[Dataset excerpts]

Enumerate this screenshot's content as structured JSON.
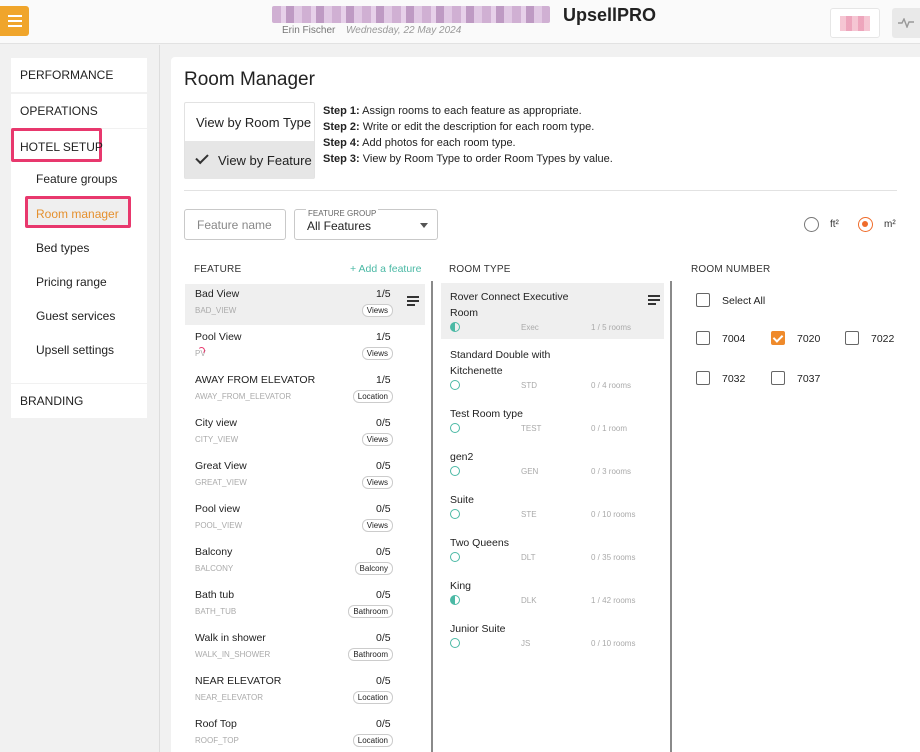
{
  "header": {
    "app_name": "UpsellPRO",
    "user_name": "Erin Fischer",
    "date": "Wednesday, 22 May 2024"
  },
  "icons": {
    "menu": "hamburger-menu-icon",
    "activity": "activity-pulse-icon",
    "edit": "edit-list-icon",
    "check": "checkmark-icon"
  },
  "colors": {
    "accent_orange": "#f0a52b",
    "active_item": "#e5902e",
    "highlight_pink": "#e8386d",
    "teal": "#4bb9a5",
    "radio_selected": "#ef6c2b"
  },
  "sidebar": {
    "performance": "PERFORMANCE",
    "operations": "OPERATIONS",
    "hotel_setup": "HOTEL SETUP",
    "items": [
      "Feature groups",
      "Room manager",
      "Bed types",
      "Pricing range",
      "Guest services",
      "Upsell settings"
    ],
    "active_item": "Room manager",
    "branding": "BRANDING"
  },
  "main": {
    "title": "Room Manager",
    "view_by_room_type": "View by Room Type",
    "view_by_feature": "View by Feature",
    "selected_view": "View by Feature",
    "steps": [
      {
        "label": "Step 1:",
        "text": " Assign rooms to each feature as appropriate."
      },
      {
        "label": "Step 2:",
        "text": " Write or edit the description for each room type."
      },
      {
        "label": "Step 4:",
        "text": " Add photos for each room type."
      },
      {
        "label": "Step 3:",
        "text": " View by Room Type to order Room Types by value."
      }
    ],
    "feature_name_placeholder": "Feature name",
    "feature_group_label": "FEATURE GROUP",
    "feature_group_value": "All Features",
    "unit_ft": "ft²",
    "unit_m": "m²",
    "selected_unit": "m²"
  },
  "columns": {
    "feature": "FEATURE",
    "add_feature": "+ Add a feature",
    "room_type": "ROOM TYPE",
    "room_number": "ROOM NUMBER"
  },
  "features": [
    {
      "name": "Bad View",
      "code": "BAD_VIEW",
      "count": "1/5",
      "group": "Views",
      "selected": true
    },
    {
      "name": "Pool View",
      "code": "PV",
      "count": "1/5",
      "group": "Views"
    },
    {
      "name": "AWAY FROM ELEVATOR",
      "code": "AWAY_FROM_ELEVATOR",
      "count": "1/5",
      "group": "Location"
    },
    {
      "name": "City view",
      "code": "CITY_VIEW",
      "count": "0/5",
      "group": "Views"
    },
    {
      "name": "Great View",
      "code": "GREAT_VIEW",
      "count": "0/5",
      "group": "Views"
    },
    {
      "name": "Pool view",
      "code": "POOL_VIEW",
      "count": "0/5",
      "group": "Views"
    },
    {
      "name": "Balcony",
      "code": "BALCONY",
      "count": "0/5",
      "group": "Balcony"
    },
    {
      "name": "Bath tub",
      "code": "BATH_TUB",
      "count": "0/5",
      "group": "Bathroom"
    },
    {
      "name": "Walk in shower",
      "code": "WALK_IN_SHOWER",
      "count": "0/5",
      "group": "Bathroom"
    },
    {
      "name": "NEAR ELEVATOR",
      "code": "NEAR_ELEVATOR",
      "count": "0/5",
      "group": "Location"
    },
    {
      "name": "Roof Top",
      "code": "ROOF_TOP",
      "count": "0/5",
      "group": "Location"
    }
  ],
  "room_types": [
    {
      "name": "Rover Connect Executive Room",
      "code": "Exec",
      "rooms": "1 / 5 rooms",
      "partial": true,
      "selected": true
    },
    {
      "name": "Standard Double with Kitchenette",
      "code": "STD",
      "rooms": "0 / 4 rooms"
    },
    {
      "name": "Test Room type",
      "code": "TEST",
      "rooms": "0 / 1 room"
    },
    {
      "name": "gen2",
      "code": "GEN",
      "rooms": "0 / 3 rooms"
    },
    {
      "name": "Suite",
      "code": "STE",
      "rooms": "0 / 10 rooms"
    },
    {
      "name": "Two Queens",
      "code": "DLT",
      "rooms": "0 / 35 rooms"
    },
    {
      "name": "King",
      "code": "DLK",
      "rooms": "1 / 42 rooms",
      "partial": true
    },
    {
      "name": "Junior Suite",
      "code": "JS",
      "rooms": "0 / 10 rooms"
    }
  ],
  "room_numbers": {
    "select_all": "Select All",
    "rooms": [
      {
        "number": "7004",
        "checked": false
      },
      {
        "number": "7020",
        "checked": true
      },
      {
        "number": "7022",
        "checked": false
      },
      {
        "number": "7032",
        "checked": false
      },
      {
        "number": "7037",
        "checked": false
      }
    ]
  }
}
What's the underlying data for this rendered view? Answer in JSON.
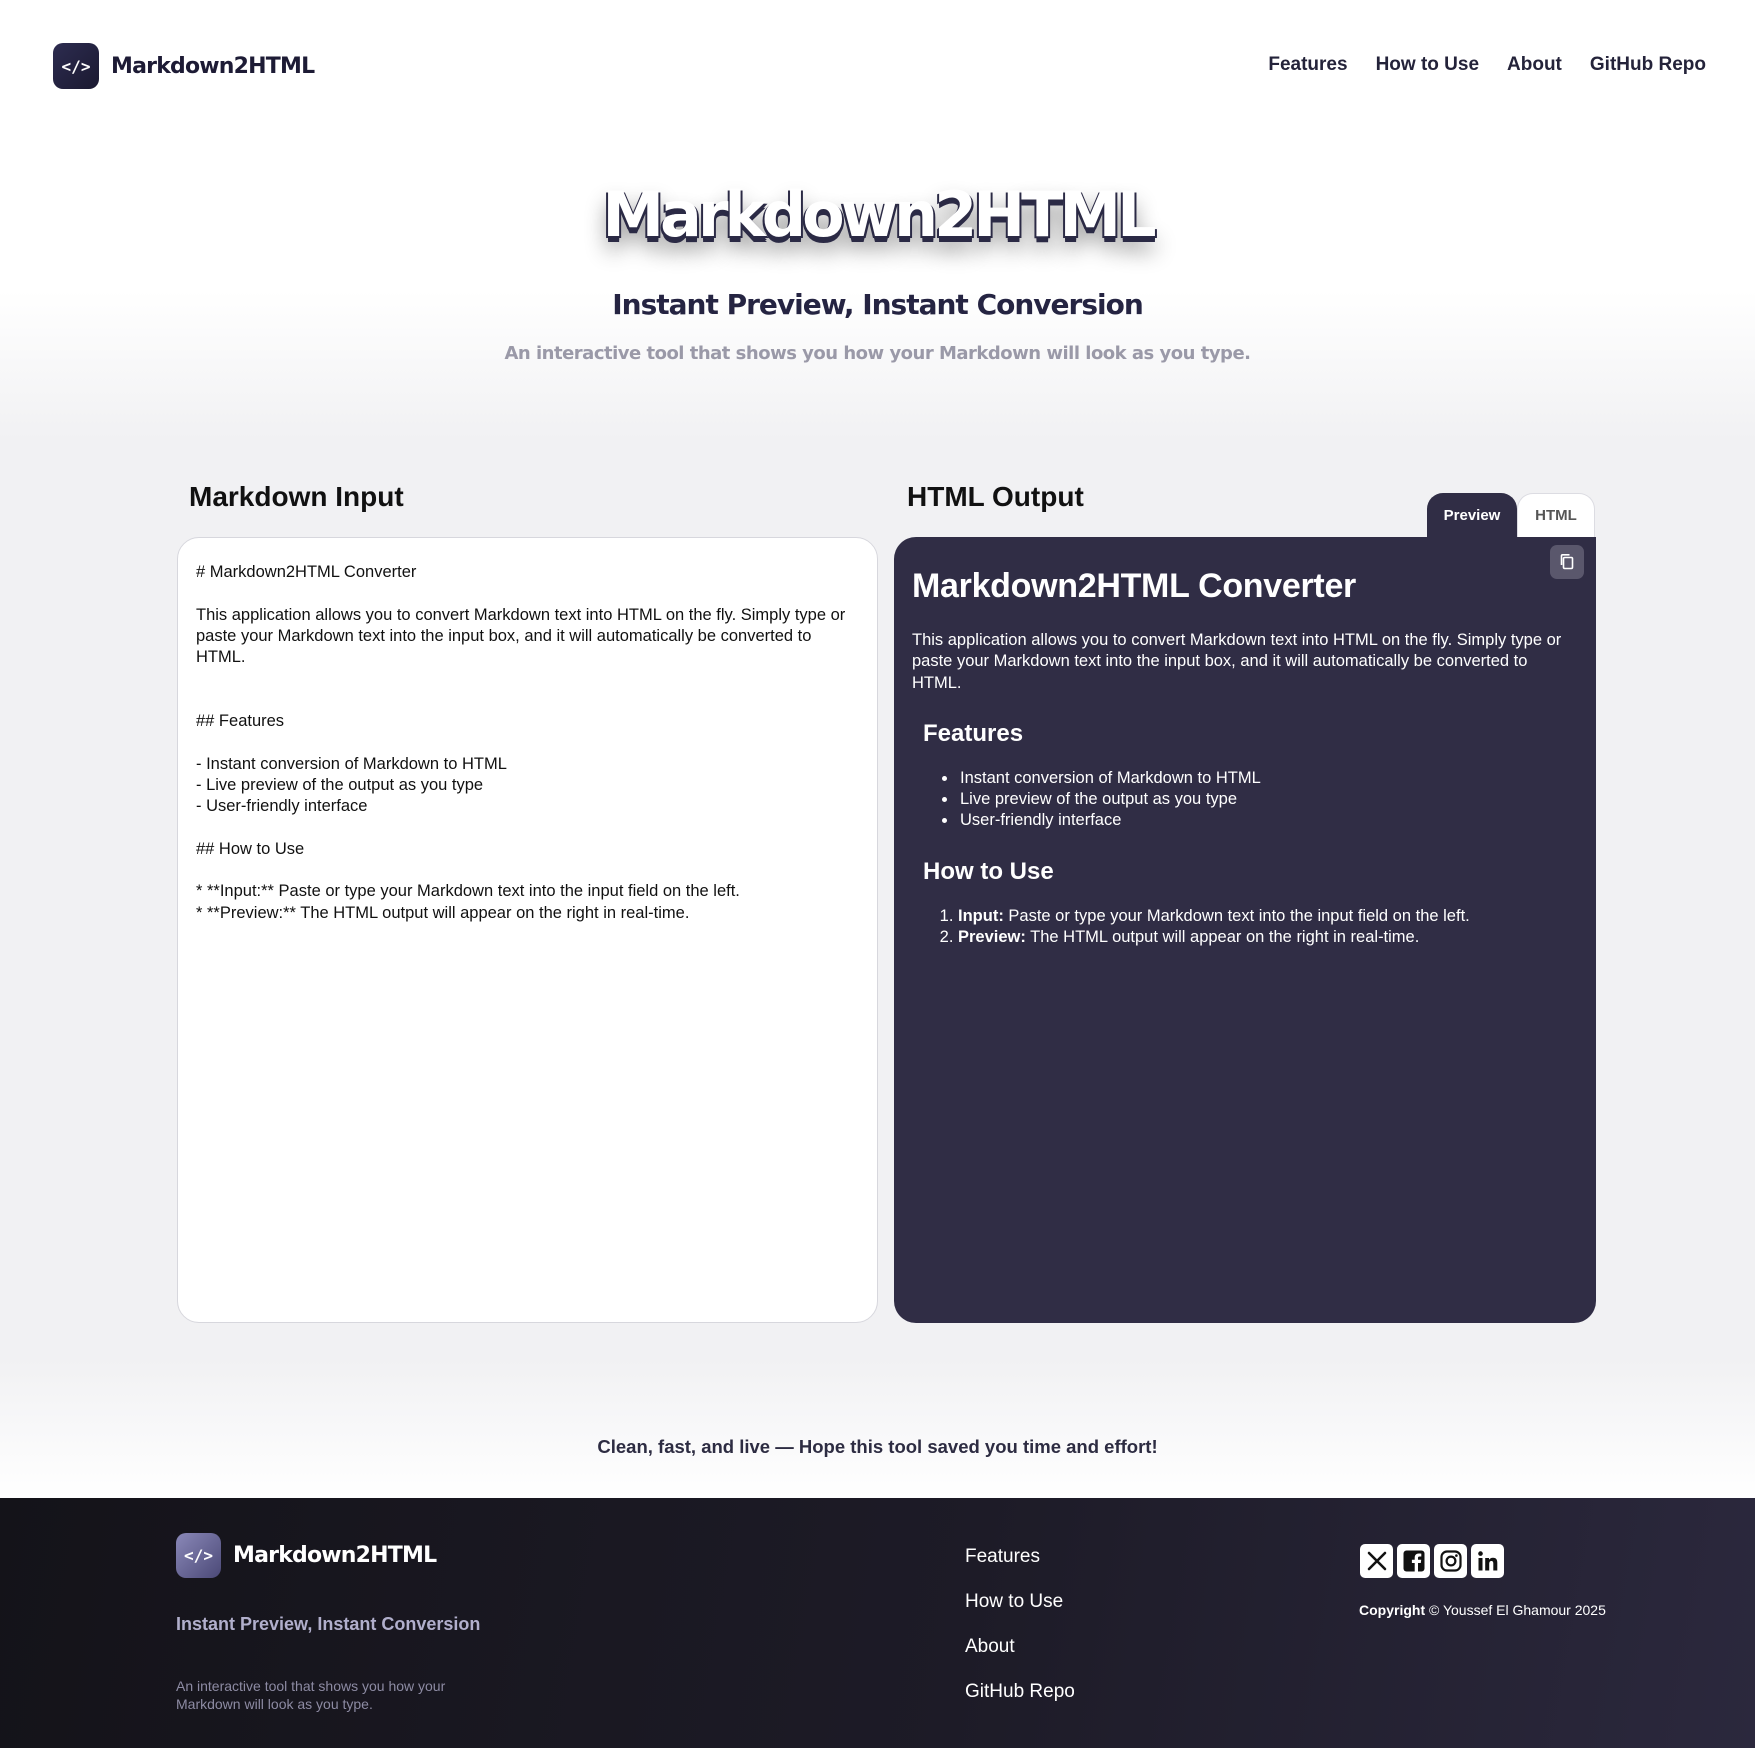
{
  "app": {
    "brand": "Markdown2HTML",
    "logo_glyph": "</>"
  },
  "nav": {
    "items": [
      "Features",
      "How to Use",
      "About",
      "GitHub Repo"
    ]
  },
  "hero": {
    "title": "Markdown2HTML",
    "subtitle": "Instant Preview, Instant Conversion",
    "tagline": "An interactive tool that shows you how your Markdown will look as you type."
  },
  "input_panel": {
    "title": "Markdown Input",
    "value": "# Markdown2HTML Converter\n\nThis application allows you to convert Markdown text into HTML on the fly. Simply type or paste your Markdown text into the input box, and it will automatically be converted to HTML.\n\n\n## Features\n\n- Instant conversion of Markdown to HTML\n- Live preview of the output as you type\n- User-friendly interface\n\n## How to Use\n\n* **Input:** Paste or type your Markdown text into the input field on the left.\n* **Preview:** The HTML output will appear on the right in real-time."
  },
  "output_panel": {
    "title": "HTML Output",
    "tabs": [
      "Preview",
      "HTML"
    ],
    "active_tab": "Preview",
    "copy_icon": "copy-icon",
    "preview": {
      "h1": "Markdown2HTML Converter",
      "paragraph": "This application allows you to convert Markdown text into HTML on the fly. Simply type or paste your Markdown text into the input box, and it will automatically be converted to HTML.",
      "features_heading": "Features",
      "features": [
        "Instant conversion of Markdown to HTML",
        "Live preview of the output as you type",
        "User-friendly interface"
      ],
      "howto_heading": "How to Use",
      "steps": [
        {
          "bold": "Input:",
          "text": " Paste or type your Markdown text into the input field on the left."
        },
        {
          "bold": "Preview:",
          "text": " The HTML output will appear on the right in real-time."
        }
      ]
    }
  },
  "closing": "Clean, fast, and live — Hope this tool saved you time and effort!",
  "footer": {
    "brand": "Markdown2HTML",
    "subtitle": "Instant Preview, Instant Conversion",
    "tagline": "An interactive tool that shows you how your Markdown will look as you type.",
    "links": [
      "Features",
      "How to Use",
      "About",
      "GitHub Repo"
    ],
    "socials": [
      "x-icon",
      "facebook-icon",
      "instagram-icon",
      "linkedin-icon"
    ],
    "copyright_label": "Copyright",
    "copyright_text": " © Youssef El Ghamour 2025"
  },
  "colors": {
    "accent_dark": "#302d45",
    "brand_text": "#1d1b35",
    "footer_bg": "#141319"
  }
}
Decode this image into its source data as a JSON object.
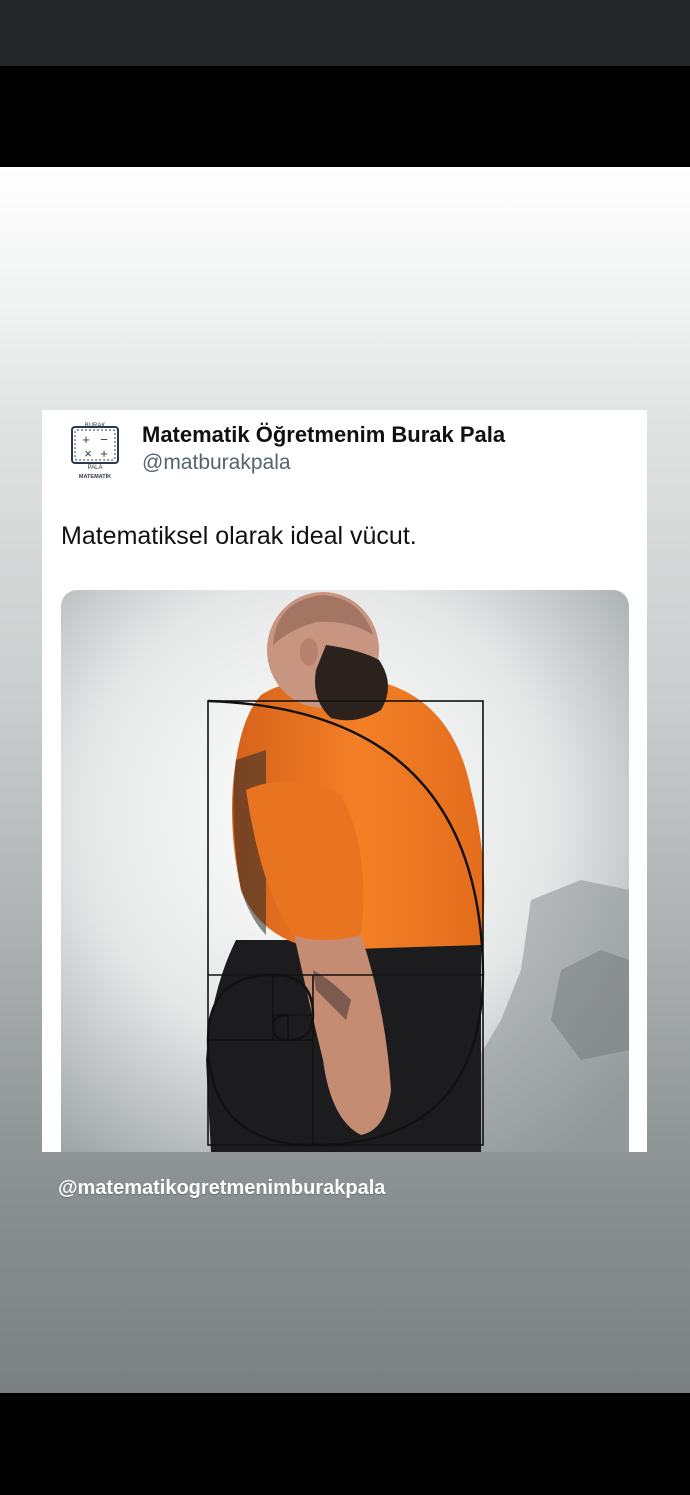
{
  "tweet": {
    "display_name": "Matematik Öğretmenim Burak Pala",
    "handle": "@matburakpala",
    "text": "Matematiksel olarak ideal vücut.",
    "avatar": {
      "icon": "math-logo-icon",
      "top_text": "BURAK",
      "bottom_text": "PALA",
      "caption": "MATEMATİK",
      "symbols": [
        "+",
        "−",
        "×",
        "+"
      ]
    },
    "photo": {
      "icon": "golden-spiral-man-photo"
    }
  },
  "story": {
    "watermark": "@matematikogretmenimburakpala"
  },
  "colors": {
    "shirt": "#f07a22",
    "top_bar": "#252628",
    "handle": "#536471"
  }
}
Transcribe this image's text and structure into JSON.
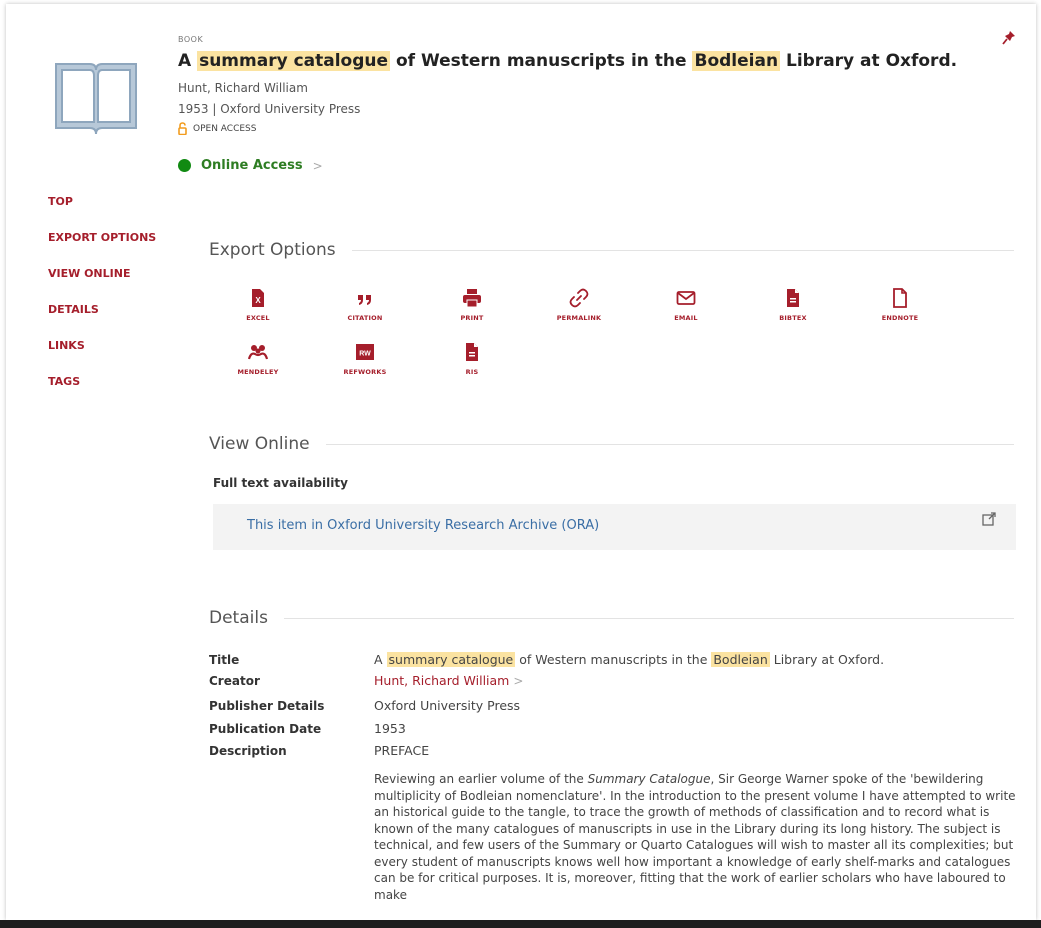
{
  "record": {
    "type_label": "BOOK",
    "title_parts": [
      "A ",
      "summary catalogue",
      " of Western manuscripts in the ",
      "Bodleian",
      " Library at Oxford."
    ],
    "creator": "Hunt, Richard William",
    "publication": "1953 | Oxford University Press",
    "open_access": "OPEN ACCESS",
    "online_access": "Online Access",
    "online_chevron": ">"
  },
  "nav": [
    "TOP",
    "EXPORT OPTIONS",
    "VIEW ONLINE",
    "DETAILS",
    "LINKS",
    "TAGS"
  ],
  "export": {
    "heading": "Export Options",
    "items": [
      {
        "label": "EXCEL",
        "icon": "excel-icon"
      },
      {
        "label": "CITATION",
        "icon": "quote-icon"
      },
      {
        "label": "PRINT",
        "icon": "print-icon"
      },
      {
        "label": "PERMALINK",
        "icon": "link-icon"
      },
      {
        "label": "EMAIL",
        "icon": "envelope-icon"
      },
      {
        "label": "BIBTEX",
        "icon": "file-icon"
      },
      {
        "label": "ENDNOTE",
        "icon": "file-outline-icon"
      },
      {
        "label": "MENDELEY",
        "icon": "mendeley-icon"
      },
      {
        "label": "REFWORKS",
        "icon": "refworks-icon",
        "badge": "RW"
      },
      {
        "label": "RIS",
        "icon": "file-icon"
      }
    ]
  },
  "view_online": {
    "heading": "View Online",
    "fulltext_label": "Full text availability",
    "link_text": "This item in Oxford University Research Archive (ORA)"
  },
  "details": {
    "heading": "Details",
    "title_label": "Title",
    "title_parts": [
      "A ",
      "summary catalogue",
      " of Western manuscripts in the ",
      "Bodleian",
      " Library at Oxford."
    ],
    "creator_label": "Creator",
    "creator_value": "Hunt, Richard William",
    "creator_chevron": ">",
    "publisher_label": "Publisher Details",
    "publisher_value": "Oxford University Press",
    "date_label": "Publication Date",
    "date_value": "1953",
    "description_label": "Description",
    "description_first": "PREFACE",
    "description_pre": "Reviewing an earlier volume of the ",
    "description_italic": "Summary Catalogue",
    "description_post": ", Sir George Warner spoke of the 'bewildering multiplicity of Bodleian nomenclature'. In the introduction to the present volume I have attempted to write an historical guide to the tangle, to trace the growth of methods of classification and to record what is known of the many catalogues of manuscripts in use in the Library during its long history. The subject is technical, and few users of the Summary or Quarto Catalogues will wish to master all its complexities; but every student of manuscripts knows well how important a knowledge of early shelf-marks and catalogues can be for critical purposes. It is, moreover, fitting that the work of earlier scholars who have laboured to make"
  },
  "colors": {
    "accent": "#a51e2b",
    "highlight": "#fbe3a1",
    "online": "#118a12",
    "link": "#3a6ea5"
  }
}
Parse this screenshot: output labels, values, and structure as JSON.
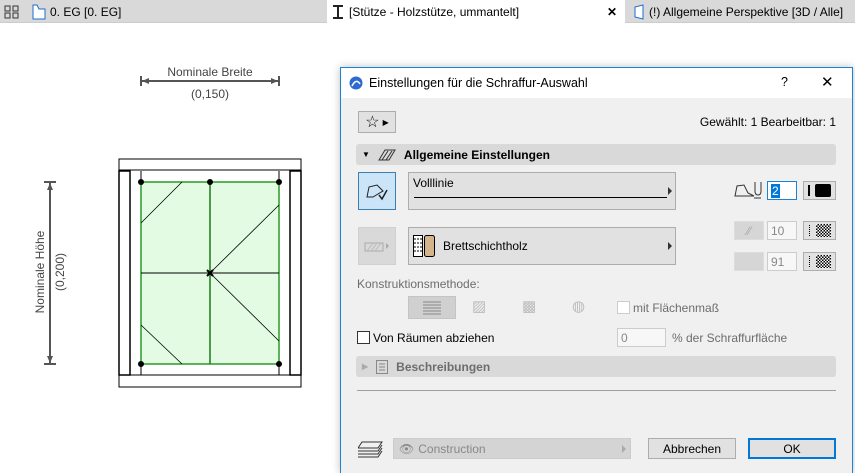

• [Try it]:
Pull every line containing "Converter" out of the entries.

• [Answer space]:
    "value": "# Markdown2HTML Converter\n\nThis application allows you to convert Markdown text into HTML on the fly. Simply type or paste your Markdown text into the input box, and it will automatically be converted to HTML.\n\n\n## Features\n\n- Instant conversion of Markdown to HTML\n- Live preview of the output as you type\n- User-friendly interface\n\n## How to Use\n\n* **Input:** Paste or type your Markdown text into the input field on the left.\n* **Preview:** The HTML output will appear on the right in real-time."
      "h1": "Markdown2HTML Converter",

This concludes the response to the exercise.